Sunday's forecast is rain, so why not join us for a film screening? 2pm, Arts Building Music Room, free & open to the public. Discussion after the screening with Wally Glickman, filmmaker and Professor of Physics at LIU Brooklyn.
"Consider an acorn. Its strong shell prevents it from growing until the time is right. If you break open the shell too early, you don’t stimulate the growth of a new tree. You just have a dead acorn. As with the acorn, the key to healthy child development is to do the right thing at the right time. Neufeld makes a strong case that the wrong attachment style in childhood and adolescence results in the wrong attachment style in early adulthood. Throughout childhood and adolescence, the primary attachment of a child should be to the parent. If a child has a strong primary attachment to a parent from infancy through adolescence, then when the child becomes an adult, that bond will break naturally, as an acorn breaks open naturally at the right time so that a new tree can grow. Such a child, once she becomes an adult, is ready to head out confidently into the world as an independent young adult."
Based on extensive research, Dr. Stevenson’s work explores how schools are often places where racial conflicts remain hidden, at the expense of a healthy school climate and the wellbeing of students of color.
Dr. Howard Stevenson is the Constance Clayton Professor of Urban Education, Professor of Africana Studies, and former Chair of the Applied Psychology and Human Development Division, in the Graduate School of Education at the University of Pennsylvania.

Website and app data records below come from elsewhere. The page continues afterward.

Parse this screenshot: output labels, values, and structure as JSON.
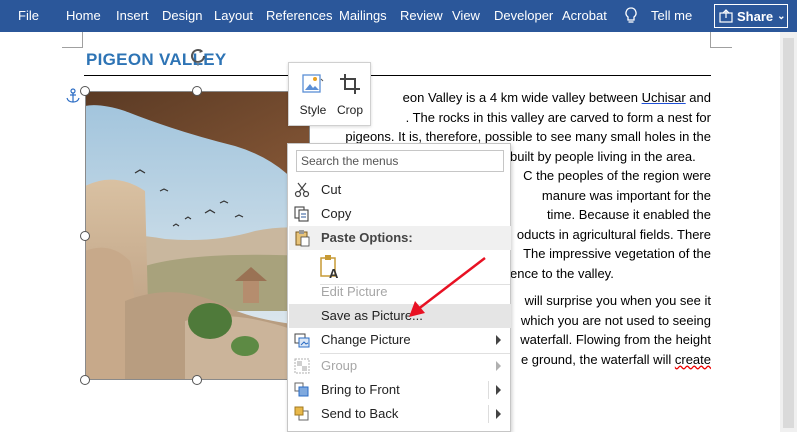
{
  "ribbon": {
    "tabs": [
      "File",
      "Home",
      "Insert",
      "Design",
      "Layout",
      "References",
      "Mailings",
      "Review",
      "View",
      "Developer",
      "Acrobat"
    ],
    "tell_me": "Tell me",
    "share_label": "Share",
    "bg_color": "#2b579a"
  },
  "document": {
    "heading": "PIGEON VALLEY",
    "heading_color": "#2e74b5",
    "para1_lines": [
      "Pigeon Valley is a 4 km wide valley between Uchisar and",
      "Göreme. The rocks in this valley are carved to form a nest for",
      "pigeons. It is, therefore, possible to see many small holes in the",
      "rocks, built by people living in the area.",
      "Since 2000 BC the peoples of the region were",
      "aware that the manure was important for the",
      "agriculture of the time. Because it enabled the",
      "cultivation of products in agricultural fields. There",
      "are many holes. The impressive vegetation of the",
      "valley gives a difference to the valley."
    ],
    "para1_visible": [
      "eon Valley is a 4 km wide valley between ",
      ". The rocks in this valley are carved to form a nest for",
      "pigeons. It is, therefore, possible to see many small holes in the",
      "built by people living in the area.",
      "C the peoples of the region were",
      "manure was important for the",
      "time. Because it enabled the",
      "oducts in agricultural fields. There",
      "The impressive vegetation of the",
      "ence to the valley."
    ],
    "uchisar": "Uchisar",
    "and": " and",
    "para2_visible": [
      "will surprise you when you see it",
      "which you are not used to seeing",
      "waterfall. Flowing from the height",
      "e ground, the waterfall will ",
      "create"
    ]
  },
  "mini_toolbar": {
    "style_label": "Style",
    "crop_label": "Crop"
  },
  "context_menu": {
    "search_placeholder": "Search the menus",
    "cut": "Cut",
    "copy": "Copy",
    "paste_options": "Paste Options:",
    "edit_picture": "Edit Picture",
    "save_as_picture": "Save as Picture...",
    "change_picture": "Change Picture",
    "group": "Group",
    "bring_to_front": "Bring to Front",
    "send_to_back": "Send to Back"
  },
  "colors": {
    "highlight": "#e5e5e5",
    "arrow": "#e81123",
    "disabled": "#a6a6a6"
  },
  "icons": [
    "lightbulb-icon",
    "share-icon",
    "anchor-icon",
    "rotate-icon",
    "style-icon",
    "crop-icon",
    "scissors-icon",
    "copy-icon",
    "paste-icon",
    "paste-picture-icon",
    "change-picture-icon",
    "group-icon",
    "bring-front-icon",
    "send-back-icon"
  ]
}
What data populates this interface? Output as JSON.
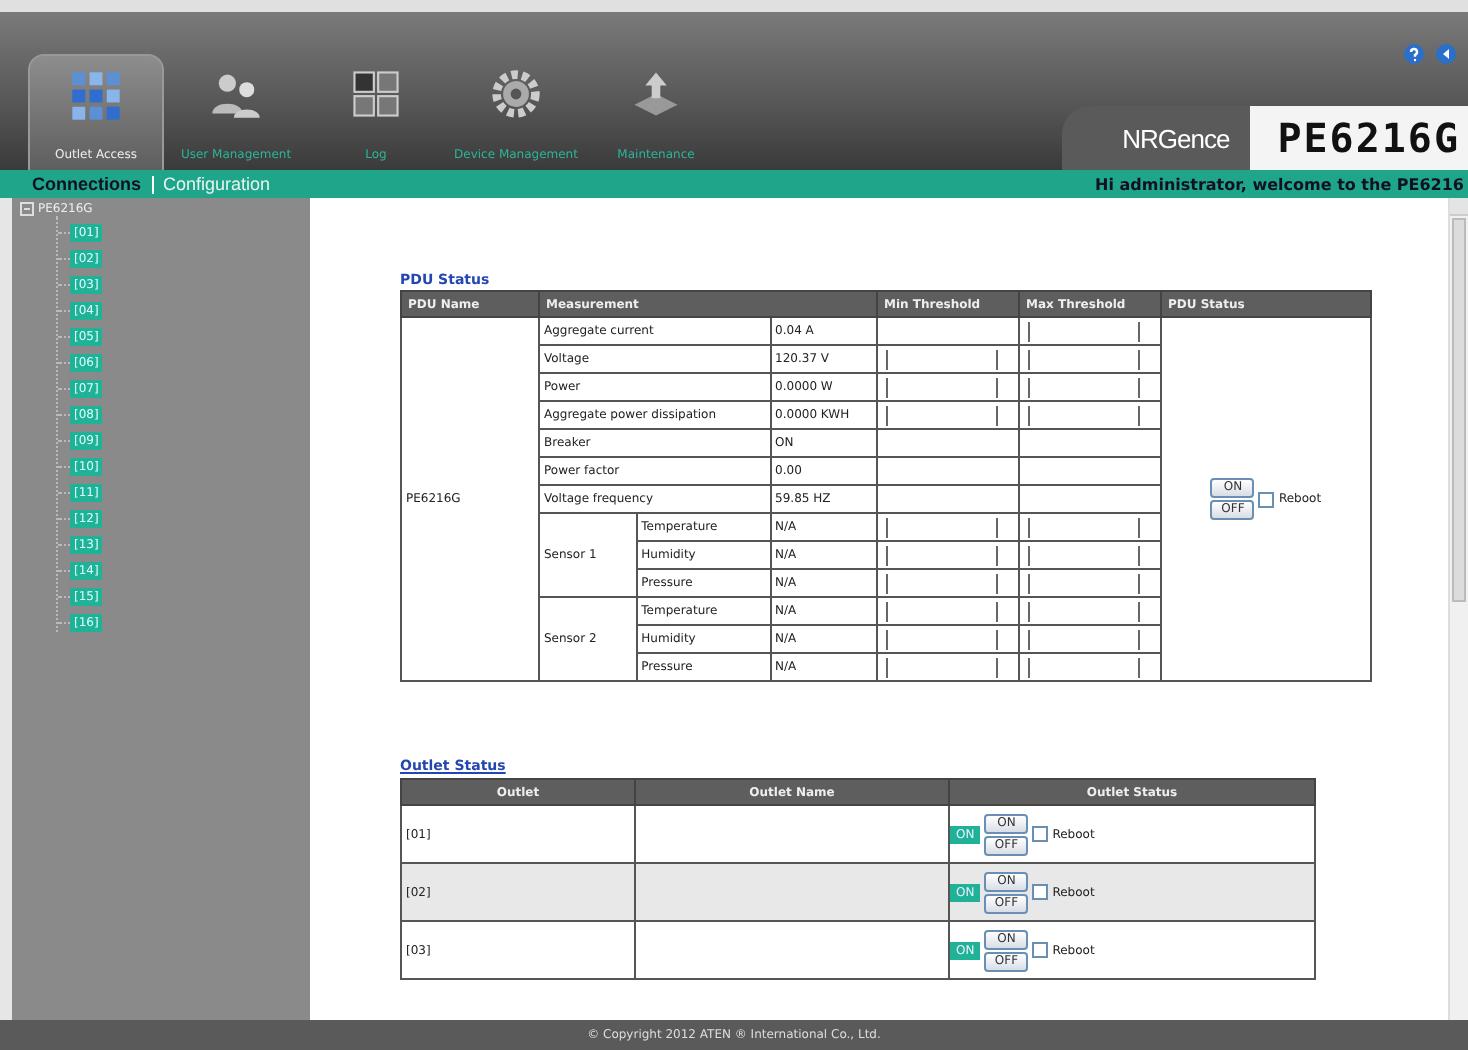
{
  "header": {
    "tabs": [
      {
        "label": "Outlet Access",
        "kind": "grid",
        "selected": true
      },
      {
        "label": "User Management",
        "kind": "users",
        "selected": false
      },
      {
        "label": "Log",
        "kind": "log",
        "selected": false
      },
      {
        "label": "Device Management",
        "kind": "gear",
        "selected": false
      },
      {
        "label": "Maintenance",
        "kind": "upload",
        "selected": false
      }
    ],
    "brand": "NRGence",
    "model": "PE6216G"
  },
  "nav": {
    "links": [
      {
        "label": "Connections",
        "selected": true
      },
      {
        "label": "Configuration",
        "selected": false
      }
    ],
    "welcome": "Hi administrator, welcome to the PE6216"
  },
  "sidebar": {
    "root": "PE6216G",
    "expanded": true,
    "children": [
      {
        "label": "[01]"
      },
      {
        "label": "[02]"
      },
      {
        "label": "[03]"
      },
      {
        "label": "[04]"
      },
      {
        "label": "[05]"
      },
      {
        "label": "[06]"
      },
      {
        "label": "[07]"
      },
      {
        "label": "[08]"
      },
      {
        "label": "[09]"
      },
      {
        "label": "[10]"
      },
      {
        "label": "[11]"
      },
      {
        "label": "[12]"
      },
      {
        "label": "[13]"
      },
      {
        "label": "[14]"
      },
      {
        "label": "[15]"
      },
      {
        "label": "[16]"
      }
    ]
  },
  "pdu_status": {
    "title": "PDU Status",
    "columns": [
      "PDU Name",
      "Measurement",
      "Min Threshold",
      "Max Threshold",
      "PDU Status"
    ],
    "pdu_name": "PE6216G",
    "measurements": [
      {
        "name": "Aggregate current",
        "value": "0.04 A",
        "min_field": false,
        "max_field": true
      },
      {
        "name": "Voltage",
        "value": "120.37 V",
        "min_field": true,
        "max_field": true
      },
      {
        "name": "Power",
        "value": "0.0000 W",
        "min_field": true,
        "max_field": true
      },
      {
        "name": "Aggregate power dissipation",
        "value": "0.0000 KWH",
        "min_field": true,
        "max_field": true
      },
      {
        "name": "Breaker",
        "value": "ON",
        "min_field": false,
        "max_field": false
      },
      {
        "name": "Power factor",
        "value": "0.00",
        "min_field": false,
        "max_field": false
      },
      {
        "name": "Voltage frequency",
        "value": "59.85 HZ",
        "min_field": false,
        "max_field": false
      }
    ],
    "sensors": [
      {
        "name": "Sensor 1",
        "readings": [
          {
            "name": "Temperature",
            "value": "N/A"
          },
          {
            "name": "Humidity",
            "value": "N/A"
          },
          {
            "name": "Pressure",
            "value": "N/A"
          }
        ]
      },
      {
        "name": "Sensor 2",
        "readings": [
          {
            "name": "Temperature",
            "value": "N/A"
          },
          {
            "name": "Humidity",
            "value": "N/A"
          },
          {
            "name": "Pressure",
            "value": "N/A"
          }
        ]
      }
    ],
    "on_button": "ON",
    "off_button": "OFF",
    "reboot": {
      "label": "Reboot",
      "checked": false
    }
  },
  "outlet_status": {
    "title": "Outlet Status",
    "columns": [
      "Outlet",
      "Outlet Name",
      "Outlet Status"
    ],
    "rows": [
      {
        "outlet": "[01]",
        "state": "ON",
        "on": true,
        "on_button": "ON",
        "off_button": "OFF",
        "reboot": {
          "label": "Reboot",
          "checked": false
        }
      },
      {
        "outlet": "[02]",
        "state": "ON",
        "on": true,
        "on_button": "ON",
        "off_button": "OFF",
        "reboot": {
          "label": "Reboot",
          "checked": false
        }
      },
      {
        "outlet": "[03]",
        "state": "ON",
        "on": true,
        "on_button": "ON",
        "off_button": "OFF",
        "reboot": {
          "label": "Reboot",
          "checked": false
        }
      }
    ]
  },
  "footer": "© Copyright 2012 ATEN ® International Co., Ltd."
}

This article shows the kind of interdisiplinary thinking that Waldorf students are developing throughout their education. And the photo below shows our Fifth Graders helping our First Graders learn to knit. (Photo courtesy of First Grade teacher Mellie Lonnemann.)